BRIAN ROBINSON: Being the bike guy here at MotorWeek, I’m often asked ‘what’s a good first bike?’ for people looking to get into riding. Well most aren’t too happy when I tell them to find a 15-20 year old Honda Nighthawk, they’re looking for something a little flashier, something that looks cool, like this Honda CBR250R.

 This new baby CBR would indeed make a great first motorcycle for anyone. But, in actuality, like many recent compact car entries we’ve been testing here at MotorWeek, the 250R was probably designed with an eye more towards the rapidly growing Chinese market than ours. But that’s just fine, as all-new entry level bikes are few and far between, with most consisting of a lot of trickle down parts from larger bikes, or repurposed dirt bike parts, but the CBR250R is indeed all new.

And that includes the engine, which is a DOHC, water-cooled, 249cc, single. It’s also fuel injected which believe it or not, is still relatively unique in the beginner bike ranks, and has an internal counter-balancer that makes it surprisingly smooth for a single. Being a 250, obviously power is slight, but this little thumper does have a decent mid-range, so you don’t have to fully wring it out to the 10,500 RPM red-line between every shift. Spot-on fuel injection helps as well. 

With its full fairing and large silver muffler cover, it definitely gets points for style. Our test bike’s red, white, blue, and gold paint scheme makes the 250R look like it was designed for a superhero; and new riders will undoubtedly feel like one as the 250R is super easy to ride. Old-school cable clutch action is very light, gears of the 6-speed click through perfectly and weight comes in at only 366 pounds when you opt for Honda’s Combined ABS. My feeling on ABS is, while obviously a great safety feature for a new rider, learning how to deal with front or rear wheel lock-up is an essential component to riding a motorcycle safely. So, just keep that in mind. 

The seat is as comfortable as any standard, though your passenger might feel otherwise; and riding position sporty, but not intimidatingly so, as foot pegs are not mounted too high. Mirrors are sizeable and steady, great for new riders, while gauges feature a nice, big tach and digital speedometer. There’s also a small digital fuel gauge, but no gear indicator which will be a drawback for rookies. All switchgear and body components have the usual Honda quality feel. The 250R would also make a great commuter, as it runs just fine on Regular gas, and you can get 65 miles per gallon without even trying too hard. 

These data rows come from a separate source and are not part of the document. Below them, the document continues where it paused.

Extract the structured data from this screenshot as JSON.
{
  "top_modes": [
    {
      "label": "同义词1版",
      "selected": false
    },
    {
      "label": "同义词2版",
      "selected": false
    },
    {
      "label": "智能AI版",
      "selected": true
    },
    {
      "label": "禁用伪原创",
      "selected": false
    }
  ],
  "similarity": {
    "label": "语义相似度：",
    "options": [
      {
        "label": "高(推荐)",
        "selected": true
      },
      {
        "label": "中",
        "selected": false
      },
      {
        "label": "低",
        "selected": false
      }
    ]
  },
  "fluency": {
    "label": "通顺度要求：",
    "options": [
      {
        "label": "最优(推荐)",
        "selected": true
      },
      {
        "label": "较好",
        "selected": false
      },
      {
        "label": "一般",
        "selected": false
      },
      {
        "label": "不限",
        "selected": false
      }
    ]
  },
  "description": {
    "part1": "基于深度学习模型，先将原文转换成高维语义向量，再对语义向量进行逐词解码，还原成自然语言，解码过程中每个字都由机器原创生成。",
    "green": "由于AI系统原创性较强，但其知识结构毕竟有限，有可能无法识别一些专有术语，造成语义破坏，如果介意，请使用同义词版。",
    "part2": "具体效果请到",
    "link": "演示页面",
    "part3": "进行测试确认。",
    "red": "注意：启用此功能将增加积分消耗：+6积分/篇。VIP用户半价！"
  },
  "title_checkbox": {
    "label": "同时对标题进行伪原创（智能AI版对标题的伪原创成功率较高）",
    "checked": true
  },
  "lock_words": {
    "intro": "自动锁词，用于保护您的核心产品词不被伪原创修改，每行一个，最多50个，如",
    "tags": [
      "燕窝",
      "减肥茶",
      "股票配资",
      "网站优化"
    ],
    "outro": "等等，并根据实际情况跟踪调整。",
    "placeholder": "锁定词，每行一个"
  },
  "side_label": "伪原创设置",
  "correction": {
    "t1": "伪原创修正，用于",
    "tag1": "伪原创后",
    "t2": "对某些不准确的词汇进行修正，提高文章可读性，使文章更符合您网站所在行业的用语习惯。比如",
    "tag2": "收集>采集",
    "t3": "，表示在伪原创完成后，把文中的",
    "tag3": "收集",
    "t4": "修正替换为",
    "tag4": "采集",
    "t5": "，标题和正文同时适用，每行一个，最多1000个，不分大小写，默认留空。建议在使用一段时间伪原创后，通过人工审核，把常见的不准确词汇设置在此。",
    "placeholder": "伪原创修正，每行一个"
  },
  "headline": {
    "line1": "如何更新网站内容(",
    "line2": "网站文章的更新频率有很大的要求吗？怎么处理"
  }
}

Pricing, at just 46-hundred dollars is also great, as most people think it looks like a sport-bike that costs twice as much. That’s cheaper than a lot of scooters. Skip the ABS, and you can knock 500 bucks off that price.

Obviously a 250cc, entry-level sport-bike will not appeal to everyone, but if you’re looking to get a fast start to your motorcycle riding future, the 2012 Honda CBR250R is a fine choice.